ASET (which stands for Angular Spectrum Evaluation Technology) is a highly questionable method of measuring a diamond’s “light return.” According to the AGS (American Gemological Society), the test can tell a bad diamond from a good one. In reality, the ASET is used for malicious attempts to misrepresent an inferior diamond by drawing away attention from its inflated color and clarity grades and focusing instead on a whimsical diamond’s “light performance.”
ASET was invented and is performed by the AGS lab. The mind-bending colored stains that would make Hermann Rorschach proud are prominently featured on every AGS diamond certificate. No other labs except AGS perform, use, or recognize this so-called “test.”
Using ASET on any antique cut diamond is like giving a prostate exam to a woman. It makes no sense and serves no purpose.
Reputable jewelers do not use ASET. No Jewelry Trade group recognizes ASET as a legitimate diamond evaluation tool. It’s a scam perpetrated by AGS in their effort to undermine GIA supremacy in the field of diamond grading. A small group of dealers congregating around a fake “consumer” website called Pricescope uses ASET as a marketing tool to sell AGS-graded diamonds.
Much like Turkish coffee reading, ASET requires charismatic storytelling and vivid imagination. To test a diamond, you will need to get the ASET gizmo from AGS or eBay for a fraction of the AGS price.
The cone is colored in a bright green and pink color. The diamond is placed on a clear tray (included) sitting on a light source (your cell phone). Look through the magnifier peephole, and you see the stone in psychedelic colors.
Those who fall for the ASET scam are consumers who trust penpals on the web forums more than they trust qualified and experienced jewelers and diamondaires.
The third stage of every con job is to encourage the victim’s greed. An AGS jeweler does it by hinting that the ASET test uncovered the diamond’s “hidden value,” which ultimately impairs the cheapskate’s rational judgment. It’s an easy racket – the customers have no clue what they are looking for when they stare at the ASET pictures.
When the diamond is lit up from behind, the three colored bands are reflected by the diamond’s facets. You can see the mosaic of colored reflections through the ASET peephole. Depending on their angle, facets reflect the colors of the cone’s wall. According to the AGS, this kaleidoscopic pattern represents a map of a diamond’s “light performance.”

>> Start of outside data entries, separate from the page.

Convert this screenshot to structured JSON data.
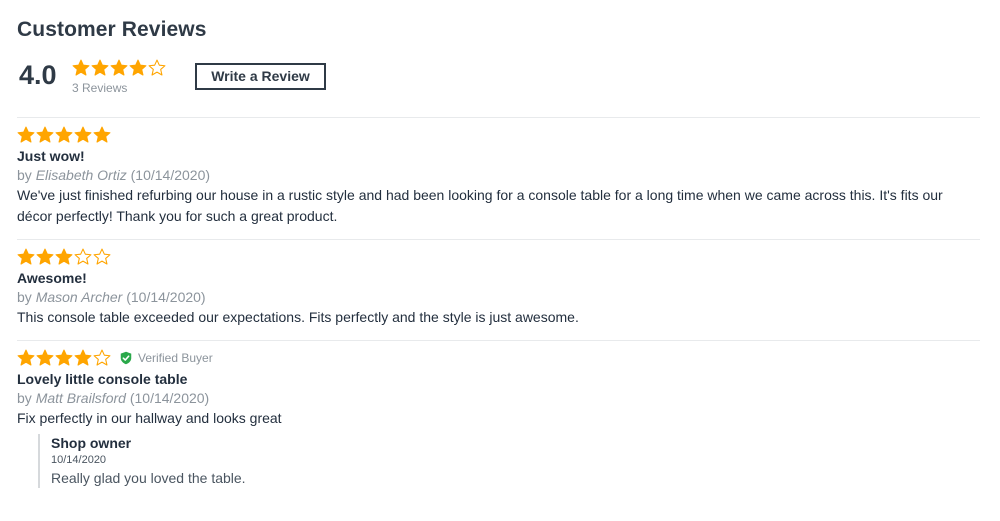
{
  "section_title": "Customer Reviews",
  "summary": {
    "average": "4.0",
    "rating": 4,
    "max_rating": 5,
    "count_text": "3 Reviews",
    "write_review_label": "Write a Review"
  },
  "colors": {
    "star": "#ffa500",
    "text": "#232f3e",
    "muted": "#8c949c",
    "verified": "#2aa84a"
  },
  "reviews": [
    {
      "rating": 5,
      "title": "Just wow!",
      "by": "by ",
      "author": "Elisabeth Ortiz",
      "date": "(10/14/2020)",
      "body": "We've just finished refurbing our house in a rustic style and had been looking for a console table for a long time when we came across this. It's fits our décor perfectly! Thank you for such a great product."
    },
    {
      "rating": 3,
      "title": "Awesome!",
      "by": "by ",
      "author": "Mason Archer",
      "date": "(10/14/2020)",
      "body": "This console table exceeded our expectations. Fits perfectly and the style is just awesome."
    },
    {
      "rating": 4,
      "verified_label": "Verified Buyer",
      "title": "Lovely little console table",
      "by": "by ",
      "author": "Matt Brailsford",
      "date": "(10/14/2020)",
      "body": "Fix perfectly in our hallway and looks great",
      "reply": {
        "author": "Shop owner",
        "date": "10/14/2020",
        "body": "Really glad you loved the table."
      }
    }
  ]
}
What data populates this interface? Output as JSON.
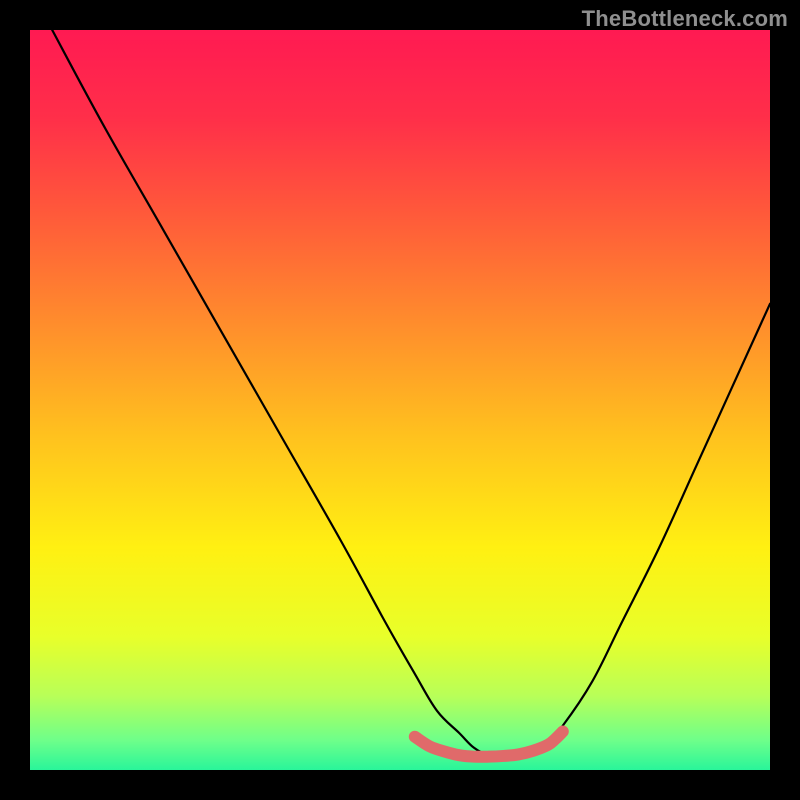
{
  "watermark": "TheBottleneck.com",
  "chart_data": {
    "type": "line",
    "title": "",
    "xlabel": "",
    "ylabel": "",
    "xlim": [
      0,
      100
    ],
    "ylim": [
      0,
      100
    ],
    "background_gradient_stops": [
      {
        "offset": 0.0,
        "color": "#ff1a52"
      },
      {
        "offset": 0.12,
        "color": "#ff2f49"
      },
      {
        "offset": 0.25,
        "color": "#ff5a3a"
      },
      {
        "offset": 0.4,
        "color": "#ff8e2c"
      },
      {
        "offset": 0.55,
        "color": "#ffc21e"
      },
      {
        "offset": 0.7,
        "color": "#fff012"
      },
      {
        "offset": 0.82,
        "color": "#e8ff2a"
      },
      {
        "offset": 0.9,
        "color": "#b8ff58"
      },
      {
        "offset": 0.96,
        "color": "#6eff8a"
      },
      {
        "offset": 1.0,
        "color": "#29f59a"
      }
    ],
    "series": [
      {
        "name": "bottleneck-curve",
        "color": "#000000",
        "x": [
          3,
          10,
          18,
          26,
          34,
          42,
          48,
          52,
          55,
          58,
          60,
          62,
          64,
          66,
          68,
          70,
          72,
          76,
          80,
          85,
          90,
          95,
          100
        ],
        "y": [
          100,
          87,
          73,
          59,
          45,
          31,
          20,
          13,
          8,
          5,
          3,
          2,
          2,
          2,
          3,
          4,
          6,
          12,
          20,
          30,
          41,
          52,
          63
        ]
      },
      {
        "name": "optimal-region-overlay",
        "color": "#e06a6a",
        "x": [
          52,
          54,
          56,
          58,
          60,
          62,
          64,
          66,
          68,
          70,
          71,
          72
        ],
        "y": [
          4.5,
          3.2,
          2.5,
          2.0,
          1.8,
          1.8,
          1.9,
          2.1,
          2.6,
          3.4,
          4.2,
          5.2
        ]
      }
    ]
  }
}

Here is what the colors mean according to AGS pseudoscientific gibberish:
- White is “bad.”
- Green is “sort of bad, but we can twist it around.”
- Red is “good.”
- Blue is “we haven’t decided yet.”
All diamonds leak light. There is nothing wrong with it. The light typically dissipates sideways or goes through the stone. Only poorly cut diamonds leak an excess of light that is a cause for concern. A diamond with an excellent cut by GIA, by definition, reflects all the light necessary to have exceptional brilliance and fire.
AGS claims that the ASET evaluates the “light performance.” Are you buying a Ferrari or a diamond? There is no performance in diamonds, just like there is no performance in paintings. It’s either a well-cut gem or junk not worth consideration. The subtle differences between ideal-cut diamonds should not be evaluated. They are a beautiful scope of diversity, each triple-X diamond slightly different yet as perfect as any other.
There is no science behind ASET; it’s a diamond marketing tool. Of course, they will dispute this and tell you that it is a product of decade-long research, but can you trust the lab that routinely over grades diamonds? I certainly would not.
The ASET was initially intended for “analyzing” round diamonds. Once AGS dealers sensed an opportunity, the racket was extended to fancy shapes as well. Using a round ASET cone on a fancy-shaped diamond is as ridiculous as jamming a square peg into a round hole. Three-card Monte con can be played with any deck of cards.
The effect of the mounting
The difference between good ASET and bad ASET is so minor that it pales in comparison to other factors, such as the dramatic effect a mounting has on the stone. A setting that holds the diamond significantly alters the stone’s optical properties. Even the top stone set into a low-end ring will look dull and less brilliant.
GIA ideal cut diamond (XXX grade) is enough to guarantee a spectacular-looking diamond. You are better off putting more thoughts into the setting.